Saved data entries:
* * * * *

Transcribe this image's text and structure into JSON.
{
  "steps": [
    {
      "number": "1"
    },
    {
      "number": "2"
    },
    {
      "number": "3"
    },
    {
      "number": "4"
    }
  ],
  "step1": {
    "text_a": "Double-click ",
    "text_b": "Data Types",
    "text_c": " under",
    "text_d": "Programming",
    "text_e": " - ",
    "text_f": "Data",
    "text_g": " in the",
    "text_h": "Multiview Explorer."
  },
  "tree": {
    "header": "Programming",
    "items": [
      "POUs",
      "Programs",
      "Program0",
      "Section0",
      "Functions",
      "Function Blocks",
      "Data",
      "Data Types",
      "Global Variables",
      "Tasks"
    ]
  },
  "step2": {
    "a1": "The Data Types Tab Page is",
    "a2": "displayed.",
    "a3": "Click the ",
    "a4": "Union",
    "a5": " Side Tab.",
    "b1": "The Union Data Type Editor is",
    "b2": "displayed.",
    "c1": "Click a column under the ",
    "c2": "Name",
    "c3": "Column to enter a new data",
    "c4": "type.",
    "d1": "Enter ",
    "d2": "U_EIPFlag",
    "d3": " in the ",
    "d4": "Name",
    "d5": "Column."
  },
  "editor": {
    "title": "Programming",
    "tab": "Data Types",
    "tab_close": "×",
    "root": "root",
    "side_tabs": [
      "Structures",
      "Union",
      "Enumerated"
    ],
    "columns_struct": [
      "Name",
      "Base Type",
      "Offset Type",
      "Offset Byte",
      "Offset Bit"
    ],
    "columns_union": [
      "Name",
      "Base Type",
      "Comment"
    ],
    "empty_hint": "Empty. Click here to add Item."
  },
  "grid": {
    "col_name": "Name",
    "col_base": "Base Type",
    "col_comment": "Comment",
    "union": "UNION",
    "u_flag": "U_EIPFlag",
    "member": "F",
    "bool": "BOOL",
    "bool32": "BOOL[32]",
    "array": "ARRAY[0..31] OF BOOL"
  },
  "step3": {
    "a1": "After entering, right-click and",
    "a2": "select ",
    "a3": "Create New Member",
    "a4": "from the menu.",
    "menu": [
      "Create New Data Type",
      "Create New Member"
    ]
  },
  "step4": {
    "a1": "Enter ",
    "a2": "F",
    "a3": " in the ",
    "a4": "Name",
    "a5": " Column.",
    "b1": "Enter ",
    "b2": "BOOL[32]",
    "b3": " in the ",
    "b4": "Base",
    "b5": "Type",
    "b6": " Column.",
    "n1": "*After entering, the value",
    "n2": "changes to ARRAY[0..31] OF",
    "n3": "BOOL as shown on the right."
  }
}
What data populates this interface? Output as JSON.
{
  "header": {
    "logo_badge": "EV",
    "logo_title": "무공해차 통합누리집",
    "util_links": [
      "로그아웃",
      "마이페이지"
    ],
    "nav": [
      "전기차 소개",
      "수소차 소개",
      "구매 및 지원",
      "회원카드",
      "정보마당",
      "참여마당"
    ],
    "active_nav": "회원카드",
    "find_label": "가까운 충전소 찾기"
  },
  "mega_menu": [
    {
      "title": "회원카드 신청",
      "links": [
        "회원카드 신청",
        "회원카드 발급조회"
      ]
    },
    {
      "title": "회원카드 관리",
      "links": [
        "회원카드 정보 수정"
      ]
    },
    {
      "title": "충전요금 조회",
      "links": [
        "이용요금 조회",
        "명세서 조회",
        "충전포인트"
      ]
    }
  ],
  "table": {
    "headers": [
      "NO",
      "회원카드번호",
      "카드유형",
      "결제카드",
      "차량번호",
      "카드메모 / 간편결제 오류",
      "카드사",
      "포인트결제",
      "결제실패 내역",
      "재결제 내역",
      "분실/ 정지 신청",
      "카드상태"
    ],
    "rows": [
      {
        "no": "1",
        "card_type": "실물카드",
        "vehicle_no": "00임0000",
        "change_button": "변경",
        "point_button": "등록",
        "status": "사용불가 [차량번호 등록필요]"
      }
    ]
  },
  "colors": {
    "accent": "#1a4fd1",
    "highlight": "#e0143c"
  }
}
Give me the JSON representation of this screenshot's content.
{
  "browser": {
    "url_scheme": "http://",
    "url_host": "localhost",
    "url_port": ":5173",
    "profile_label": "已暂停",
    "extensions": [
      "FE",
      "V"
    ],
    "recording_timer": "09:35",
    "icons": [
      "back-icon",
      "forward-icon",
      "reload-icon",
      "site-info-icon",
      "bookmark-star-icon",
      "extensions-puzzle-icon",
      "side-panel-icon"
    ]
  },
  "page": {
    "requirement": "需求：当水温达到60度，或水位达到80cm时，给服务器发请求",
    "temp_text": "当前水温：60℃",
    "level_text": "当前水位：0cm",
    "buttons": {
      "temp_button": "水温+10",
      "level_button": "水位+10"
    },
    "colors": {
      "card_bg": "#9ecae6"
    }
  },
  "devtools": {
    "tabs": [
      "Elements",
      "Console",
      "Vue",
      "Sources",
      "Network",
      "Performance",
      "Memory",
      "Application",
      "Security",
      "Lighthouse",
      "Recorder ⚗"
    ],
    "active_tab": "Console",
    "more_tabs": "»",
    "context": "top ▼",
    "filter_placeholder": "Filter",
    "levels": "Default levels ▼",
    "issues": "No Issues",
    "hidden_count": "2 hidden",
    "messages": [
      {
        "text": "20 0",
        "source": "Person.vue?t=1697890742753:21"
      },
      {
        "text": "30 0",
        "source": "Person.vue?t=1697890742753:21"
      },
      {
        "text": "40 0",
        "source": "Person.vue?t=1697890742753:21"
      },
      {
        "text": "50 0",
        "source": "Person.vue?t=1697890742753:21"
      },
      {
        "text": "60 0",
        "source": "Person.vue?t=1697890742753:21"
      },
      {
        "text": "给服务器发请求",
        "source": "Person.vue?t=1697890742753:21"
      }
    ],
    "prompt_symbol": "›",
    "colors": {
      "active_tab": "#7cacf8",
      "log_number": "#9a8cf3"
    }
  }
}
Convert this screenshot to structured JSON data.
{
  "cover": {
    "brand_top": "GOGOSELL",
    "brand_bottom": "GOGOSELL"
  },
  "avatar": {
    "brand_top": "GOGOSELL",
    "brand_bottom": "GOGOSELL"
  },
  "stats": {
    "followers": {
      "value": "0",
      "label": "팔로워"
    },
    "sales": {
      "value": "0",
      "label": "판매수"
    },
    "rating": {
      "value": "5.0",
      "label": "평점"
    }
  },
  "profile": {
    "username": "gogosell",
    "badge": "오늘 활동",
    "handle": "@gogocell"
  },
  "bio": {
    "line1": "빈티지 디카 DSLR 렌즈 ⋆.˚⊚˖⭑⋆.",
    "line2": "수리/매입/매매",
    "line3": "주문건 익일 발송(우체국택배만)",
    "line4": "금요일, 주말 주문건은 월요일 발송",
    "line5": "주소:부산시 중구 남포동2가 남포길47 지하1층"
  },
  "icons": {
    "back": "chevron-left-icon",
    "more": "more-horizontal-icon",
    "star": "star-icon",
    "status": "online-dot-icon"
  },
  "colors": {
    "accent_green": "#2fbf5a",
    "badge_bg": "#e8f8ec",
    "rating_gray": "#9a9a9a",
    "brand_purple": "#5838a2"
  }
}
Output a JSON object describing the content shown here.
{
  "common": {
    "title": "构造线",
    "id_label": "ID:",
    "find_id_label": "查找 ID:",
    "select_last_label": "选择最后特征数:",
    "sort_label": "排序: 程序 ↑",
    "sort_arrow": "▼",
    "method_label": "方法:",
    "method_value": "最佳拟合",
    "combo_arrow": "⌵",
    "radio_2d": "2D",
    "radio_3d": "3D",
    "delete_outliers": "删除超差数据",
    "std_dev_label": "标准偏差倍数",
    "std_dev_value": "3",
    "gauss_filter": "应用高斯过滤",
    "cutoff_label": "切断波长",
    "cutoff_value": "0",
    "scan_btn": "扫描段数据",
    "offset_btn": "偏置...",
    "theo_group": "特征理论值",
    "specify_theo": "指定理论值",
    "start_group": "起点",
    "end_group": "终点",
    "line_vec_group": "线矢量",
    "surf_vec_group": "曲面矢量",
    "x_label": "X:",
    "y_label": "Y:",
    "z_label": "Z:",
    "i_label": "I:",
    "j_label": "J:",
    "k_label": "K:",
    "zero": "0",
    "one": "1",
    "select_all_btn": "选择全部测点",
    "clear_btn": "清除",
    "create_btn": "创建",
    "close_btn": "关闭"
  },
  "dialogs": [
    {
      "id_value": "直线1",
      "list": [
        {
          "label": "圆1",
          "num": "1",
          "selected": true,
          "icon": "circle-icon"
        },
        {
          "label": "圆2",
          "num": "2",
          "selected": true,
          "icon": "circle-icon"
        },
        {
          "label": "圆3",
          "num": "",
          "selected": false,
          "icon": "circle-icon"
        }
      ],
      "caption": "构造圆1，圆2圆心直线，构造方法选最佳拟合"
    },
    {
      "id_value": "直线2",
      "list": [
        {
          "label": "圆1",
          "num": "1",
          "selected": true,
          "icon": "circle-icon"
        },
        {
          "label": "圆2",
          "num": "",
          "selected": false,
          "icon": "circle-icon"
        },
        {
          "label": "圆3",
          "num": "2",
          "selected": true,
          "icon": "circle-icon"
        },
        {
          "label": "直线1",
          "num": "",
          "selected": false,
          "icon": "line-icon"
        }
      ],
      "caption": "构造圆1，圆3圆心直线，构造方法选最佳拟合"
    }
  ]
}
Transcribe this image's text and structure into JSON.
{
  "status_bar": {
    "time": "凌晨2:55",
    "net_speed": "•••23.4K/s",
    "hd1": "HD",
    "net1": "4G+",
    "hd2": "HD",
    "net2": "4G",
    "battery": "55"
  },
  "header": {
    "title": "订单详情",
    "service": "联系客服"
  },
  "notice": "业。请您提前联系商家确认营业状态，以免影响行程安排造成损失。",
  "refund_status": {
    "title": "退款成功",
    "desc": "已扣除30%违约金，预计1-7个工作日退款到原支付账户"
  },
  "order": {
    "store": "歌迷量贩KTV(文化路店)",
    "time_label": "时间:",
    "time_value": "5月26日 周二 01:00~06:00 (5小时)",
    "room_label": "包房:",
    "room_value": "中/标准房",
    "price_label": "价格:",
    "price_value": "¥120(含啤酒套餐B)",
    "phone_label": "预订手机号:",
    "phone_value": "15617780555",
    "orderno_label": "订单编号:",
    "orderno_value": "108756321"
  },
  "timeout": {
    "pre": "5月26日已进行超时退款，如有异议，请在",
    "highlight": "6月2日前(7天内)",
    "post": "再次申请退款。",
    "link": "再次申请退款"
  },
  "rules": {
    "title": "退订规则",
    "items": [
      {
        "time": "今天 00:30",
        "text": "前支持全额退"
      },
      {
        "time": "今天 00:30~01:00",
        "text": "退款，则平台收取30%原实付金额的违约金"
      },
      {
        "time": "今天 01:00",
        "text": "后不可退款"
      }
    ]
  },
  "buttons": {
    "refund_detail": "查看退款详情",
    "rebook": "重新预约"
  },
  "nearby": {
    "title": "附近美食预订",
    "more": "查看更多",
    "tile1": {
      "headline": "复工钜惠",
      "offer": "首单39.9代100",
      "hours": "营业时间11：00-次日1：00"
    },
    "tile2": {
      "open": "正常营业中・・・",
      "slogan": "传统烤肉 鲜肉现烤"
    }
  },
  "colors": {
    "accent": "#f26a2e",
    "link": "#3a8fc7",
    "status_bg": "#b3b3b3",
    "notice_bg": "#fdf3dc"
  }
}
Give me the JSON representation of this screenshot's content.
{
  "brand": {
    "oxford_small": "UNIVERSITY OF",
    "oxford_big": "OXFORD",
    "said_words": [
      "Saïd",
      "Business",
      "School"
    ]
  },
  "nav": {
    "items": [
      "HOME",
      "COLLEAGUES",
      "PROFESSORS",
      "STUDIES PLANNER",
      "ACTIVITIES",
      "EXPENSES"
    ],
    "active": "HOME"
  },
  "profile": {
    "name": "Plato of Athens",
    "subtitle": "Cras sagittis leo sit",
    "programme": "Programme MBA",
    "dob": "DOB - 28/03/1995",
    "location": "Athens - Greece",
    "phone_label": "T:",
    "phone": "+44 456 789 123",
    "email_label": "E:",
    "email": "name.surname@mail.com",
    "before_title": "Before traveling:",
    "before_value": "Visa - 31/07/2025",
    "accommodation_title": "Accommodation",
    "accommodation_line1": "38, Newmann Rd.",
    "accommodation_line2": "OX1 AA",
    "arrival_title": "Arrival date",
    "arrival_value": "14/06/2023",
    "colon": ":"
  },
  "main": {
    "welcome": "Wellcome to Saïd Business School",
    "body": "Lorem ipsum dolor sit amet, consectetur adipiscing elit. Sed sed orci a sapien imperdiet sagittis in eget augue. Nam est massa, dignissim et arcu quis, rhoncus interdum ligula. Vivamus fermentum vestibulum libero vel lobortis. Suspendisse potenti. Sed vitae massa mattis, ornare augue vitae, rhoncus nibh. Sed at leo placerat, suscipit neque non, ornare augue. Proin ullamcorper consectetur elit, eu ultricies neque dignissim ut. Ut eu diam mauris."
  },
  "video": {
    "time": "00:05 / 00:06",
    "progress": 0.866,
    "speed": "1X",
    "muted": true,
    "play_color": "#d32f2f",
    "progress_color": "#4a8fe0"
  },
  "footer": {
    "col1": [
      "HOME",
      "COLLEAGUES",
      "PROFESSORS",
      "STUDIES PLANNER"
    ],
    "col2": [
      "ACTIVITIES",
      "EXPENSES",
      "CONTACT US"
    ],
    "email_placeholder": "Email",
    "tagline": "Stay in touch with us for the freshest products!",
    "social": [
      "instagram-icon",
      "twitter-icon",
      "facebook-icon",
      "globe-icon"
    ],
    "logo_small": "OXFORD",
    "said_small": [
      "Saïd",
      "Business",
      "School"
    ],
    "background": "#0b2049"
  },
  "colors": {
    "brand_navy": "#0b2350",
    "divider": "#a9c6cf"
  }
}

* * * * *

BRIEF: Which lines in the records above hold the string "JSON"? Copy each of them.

ANSWER TO THIS EXERCISE:
Transcribe this image's text and structure into JSON.
What data populates this interface? Output as JSON.
Give me the JSON representation of this screenshot's content.
Convert this screenshot to structured JSON data.
Output a JSON object describing the content shown here.
Transcribe this image's text and structure into JSON.
Give me the JSON representation of this screenshot's content.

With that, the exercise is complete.